Images courtesy: DLNR

WAILUKU — A man who was bitten by a shark in the water off Maui has died from injuries he suffered in the attack, a hospital official said.

AP Photo/Eugene Tanner

A locked-down pandemic-struck world cut its carbon dioxide emissions this year by 7%, the biggest drop ever, new preliminary figures show.

Sarah Silbiger/Pool via AP

Updated 12/10/20, 3:22 p.m.

WASHINGTON — An emerging $900 billion COVID-19 aid package from a bipartisan group of lawmakers all but collapsed Thursday after Senate Majority Leader Mitch McConnell said Republican senators won't support $160 billion in state and local funds as part of a potential trade-off in the deal.

AP Photo/Eric Gay, File

Updated 12/10/20, 11:23 a.m.

MISSION, Kan. — Just when the U.S. appears on the verge of rolling out a COVID-19 vaccine, the numbers have become gloomier than ever: Over 3,000 American deaths in a single day, more than on D-Day or 9/11. One million new cases in the span of five days. More than 106,000 people in the hospital.

AP Photo/Bebeto Matthews

Updated 12/10/20, 3:05 p.m.

WASHINGTON — A U.S. government advisory panel endorsed widespread use of Pfizer's coronavirus vaccine Thursday, putting the country just one step away from launching an epic vaccination campaign against the outbreak that has killed close to 300,000 Americans.

AP Photo/Ted S. Warren, File
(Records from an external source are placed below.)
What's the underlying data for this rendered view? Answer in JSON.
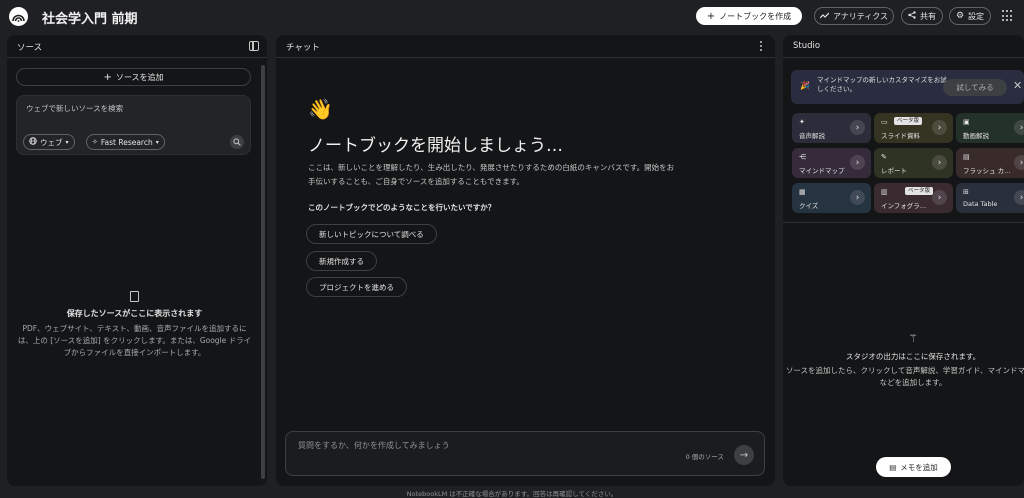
{
  "header": {
    "title": "社会学入門 前期",
    "create_label": "ノートブックを作成",
    "analytics_label": "アナリティクス",
    "share_label": "共有",
    "settings_label": "設定"
  },
  "sources": {
    "title": "ソース",
    "add_label": "ソースを追加",
    "search_placeholder": "ウェブで新しいソースを検索",
    "web_chip": "ウェブ",
    "fast_chip": "Fast Research",
    "empty_title": "保存したソースがここに表示されます",
    "empty_desc": "PDF、ウェブサイト、テキスト、動画、音声ファイルを追加するには、上の [ソースを追加] をクリックします。または、Google ドライブからファイルを直接インポートします。"
  },
  "chat": {
    "title": "チャット",
    "heading": "ノートブックを開始しましょう…",
    "intro": "ここは、新しいことを理解したり、生み出したり、発展させたりするための白紙のキャンバスです。開始をお手伝いすることも、ご自身でソースを追加することもできます。",
    "question": "このノートブックでどのようなことを行いたいですか？",
    "suggestions": [
      "新しいトピックについて調べる",
      "新規作成する",
      "プロジェクトを進める"
    ],
    "input_placeholder": "質問をするか、何かを作成してみましょう",
    "source_count": "0 個のソース"
  },
  "studio": {
    "title": "Studio",
    "banner_text": "マインドマップの新しいカスタマイズをお試しください。",
    "banner_try": "試してみる",
    "tiles": [
      {
        "label": "音声解説",
        "beta": ""
      },
      {
        "label": "スライド資料",
        "beta": "ベータ版"
      },
      {
        "label": "動画解説",
        "beta": ""
      },
      {
        "label": "マインドマップ",
        "beta": ""
      },
      {
        "label": "レポート",
        "beta": ""
      },
      {
        "label": "フラッシュ カ…",
        "beta": ""
      },
      {
        "label": "クイズ",
        "beta": ""
      },
      {
        "label": "インフォグラ…",
        "beta": "ベータ版"
      },
      {
        "label": "Data Table",
        "beta": ""
      }
    ],
    "empty_title": "スタジオの出力はここに保存されます。",
    "empty_desc": "ソースを追加したら、クリックして音声解説、学習ガイド、マインドマップなどを追加します。",
    "add_note_label": "メモを追加"
  },
  "footer": {
    "disclaimer": "NotebookLM は不正確な場合があります。回答は再確認してください。"
  }
}
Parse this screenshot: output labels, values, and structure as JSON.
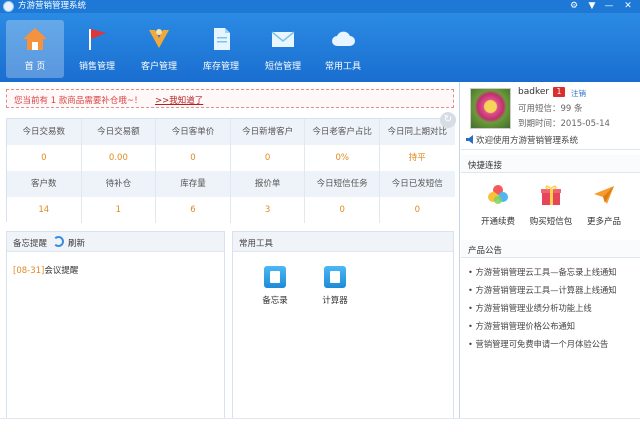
{
  "window": {
    "title": "方游营销管理系统"
  },
  "nav": [
    {
      "label": "首 页",
      "icon": "home-icon",
      "active": true
    },
    {
      "label": "销售管理",
      "icon": "flag-icon",
      "active": false
    },
    {
      "label": "客户管理",
      "icon": "customer-icon",
      "active": false
    },
    {
      "label": "库存管理",
      "icon": "document-icon",
      "active": false
    },
    {
      "label": "短信管理",
      "icon": "envelope-icon",
      "active": false
    },
    {
      "label": "常用工具",
      "icon": "cloud-icon",
      "active": false
    }
  ],
  "notice": {
    "text": "您当前有 1 款商品需要补仓哦~！",
    "link": ">>我知道了"
  },
  "stats": {
    "row1_labels": [
      "今日交易数",
      "今日交易额",
      "今日客单价",
      "今日新增客户",
      "今日老客户占比",
      "今日同上期对比"
    ],
    "row1_values": [
      "0",
      "0.00",
      "0",
      "0",
      "0%",
      "持平"
    ],
    "row2_labels": [
      "客户数",
      "待补仓",
      "库存量",
      "报价单",
      "今日短信任务",
      "今日已发短信"
    ],
    "row2_values": [
      "14",
      "1",
      "6",
      "3",
      "0",
      "0"
    ]
  },
  "memo": {
    "title": "备忘提醒",
    "refresh": "刷新",
    "items": [
      {
        "date": "[08-31]",
        "text": "会议提醒"
      }
    ]
  },
  "tools": {
    "title": "常用工具",
    "items": [
      {
        "label": "备忘录",
        "icon": "notebook-icon"
      },
      {
        "label": "计算器",
        "icon": "calculator-icon"
      }
    ]
  },
  "user": {
    "name": "badker",
    "badge": "1",
    "logout": "注销",
    "sms_line": "可用短信：99 条",
    "expire_line": "到期时间：2015-05-14",
    "welcome": "欢迎使用方游营销管理系统"
  },
  "quick_links": {
    "title": "快捷连接",
    "items": [
      {
        "label": "开通续费",
        "icon": "colorwheel-icon"
      },
      {
        "label": "购买短信包",
        "icon": "gift-icon"
      },
      {
        "label": "更多产品",
        "icon": "paper-plane-icon"
      }
    ]
  },
  "announcements": {
    "title": "产品公告",
    "items": [
      "方游营销管理云工具—备忘录上线通知",
      "方游营销管理云工具—计算器上线通知",
      "方游营销管理业绩分析功能上线",
      "方游营销管理价格公布通知",
      "营销管理可免费申请一个月体验公告"
    ]
  },
  "colors": {
    "accent": "#1e78d6",
    "value": "#e08a1f",
    "warning": "#d84545"
  }
}
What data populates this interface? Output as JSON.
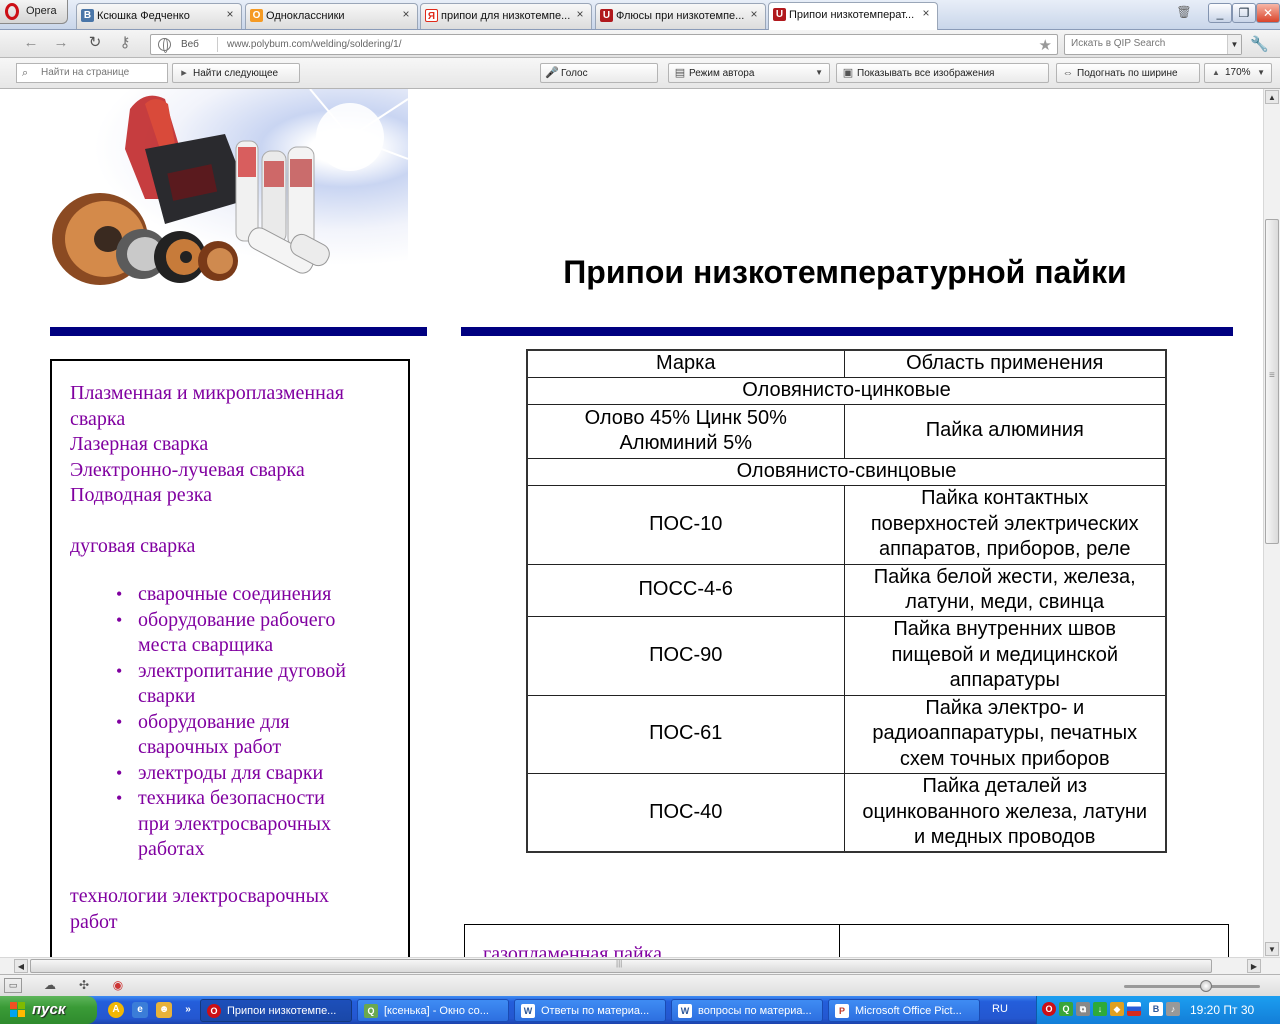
{
  "browser": {
    "menu_label": "Opera",
    "tabs": [
      {
        "label": "Ксюшка Федченко",
        "icon": "В",
        "color": "#4a76a8"
      },
      {
        "label": "Одноклассники",
        "icon": "О",
        "color": "#f59a23"
      },
      {
        "label": "припои для низкотемпе...",
        "icon": "Я",
        "color": "#e02a1a"
      },
      {
        "label": "Флюсы при низкотемпе...",
        "icon": "U",
        "color": "#b1191d"
      },
      {
        "label": "Припои низкотемперат...",
        "icon": "U",
        "color": "#b1191d"
      }
    ],
    "address": {
      "scheme": "Веб",
      "url": "www.polybum.com/welding/soldering/1/"
    },
    "search_placeholder": "Искать в QIP Search",
    "toolbar": {
      "find_placeholder": "Найти на странице",
      "find_next": "Найти следующее",
      "voice": "Голос",
      "author_mode": "Режим автора",
      "show_images": "Показывать все изображения",
      "fit_width": "Подогнать по ширине",
      "zoom": "170%"
    }
  },
  "page": {
    "title": "Припои низкотемпературной пайки",
    "menu": {
      "top": [
        "Плазменная и микроплазменная",
        "сварка",
        "Лазерная сварка",
        "Электронно-лучевая сварка",
        "Подводная резка"
      ],
      "arc": "дуговая сварка",
      "bullets": [
        [
          "сварочные соединения"
        ],
        [
          "оборудование рабочего",
          "места сварщика"
        ],
        [
          "электропитание дуговой",
          "сварки"
        ],
        [
          "оборудование для",
          "сварочных работ"
        ],
        [
          "электроды для сварки"
        ],
        [
          "техника безопасности",
          "при электросварочных",
          "работах"
        ]
      ],
      "tech": [
        "технологии электросварочных",
        "работ"
      ]
    },
    "table": {
      "headers": [
        "Марка",
        "Область применения"
      ],
      "group1": "Оловянисто-цинковые",
      "row1": {
        "brand": [
          "Олово 45% Цинк 50%",
          "Алюминий 5%"
        ],
        "use": [
          "Пайка алюминия"
        ]
      },
      "group2": "Оловянисто-свинцовые",
      "rows": [
        {
          "brand": "ПОС-10",
          "use": [
            "Пайка контактных",
            "поверхностей электрических",
            "аппаратов, приборов, реле"
          ]
        },
        {
          "brand": "ПОСС-4-6",
          "use": [
            "Пайка белой жести, железа,",
            "латуни, меди, свинца"
          ]
        },
        {
          "brand": "ПОС-90",
          "use": [
            "Пайка внутренних швов",
            "пищевой и медицинской",
            "аппаратуры"
          ]
        },
        {
          "brand": "ПОС-61",
          "use": [
            "Пайка электро- и",
            "радиоаппаратуры, печатных",
            "схем точных приборов"
          ]
        },
        {
          "brand": "ПОС-40",
          "use": [
            "Пайка деталей из",
            "оцинкованного железа, латуни",
            "и медных проводов"
          ]
        }
      ]
    },
    "bottom_link": "газопламенная пайка"
  },
  "taskbar": {
    "start": "пуск",
    "tasks": [
      {
        "label": "Припои низкотемпе...",
        "icon": "O",
        "color": "#cc0f16",
        "active": true
      },
      {
        "label": "[ксенька] - Окно со...",
        "icon": "Q",
        "color": "#6aa84f",
        "active": false
      },
      {
        "label": "Ответы по материа...",
        "icon": "W",
        "color": "#2b579a",
        "active": false
      },
      {
        "label": "вопросы по материа...",
        "icon": "W",
        "color": "#2b579a",
        "active": false
      },
      {
        "label": "Microsoft Office Pict...",
        "icon": "P",
        "color": "#c0392b",
        "active": false
      }
    ],
    "lang": "RU",
    "clock": "19:20 Пт 30"
  }
}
HONOLULU — Hawaii expects to receive 80,000 doses of the coronavirus vaccine in December for distribution to health care workers and residents of long-term care facilities.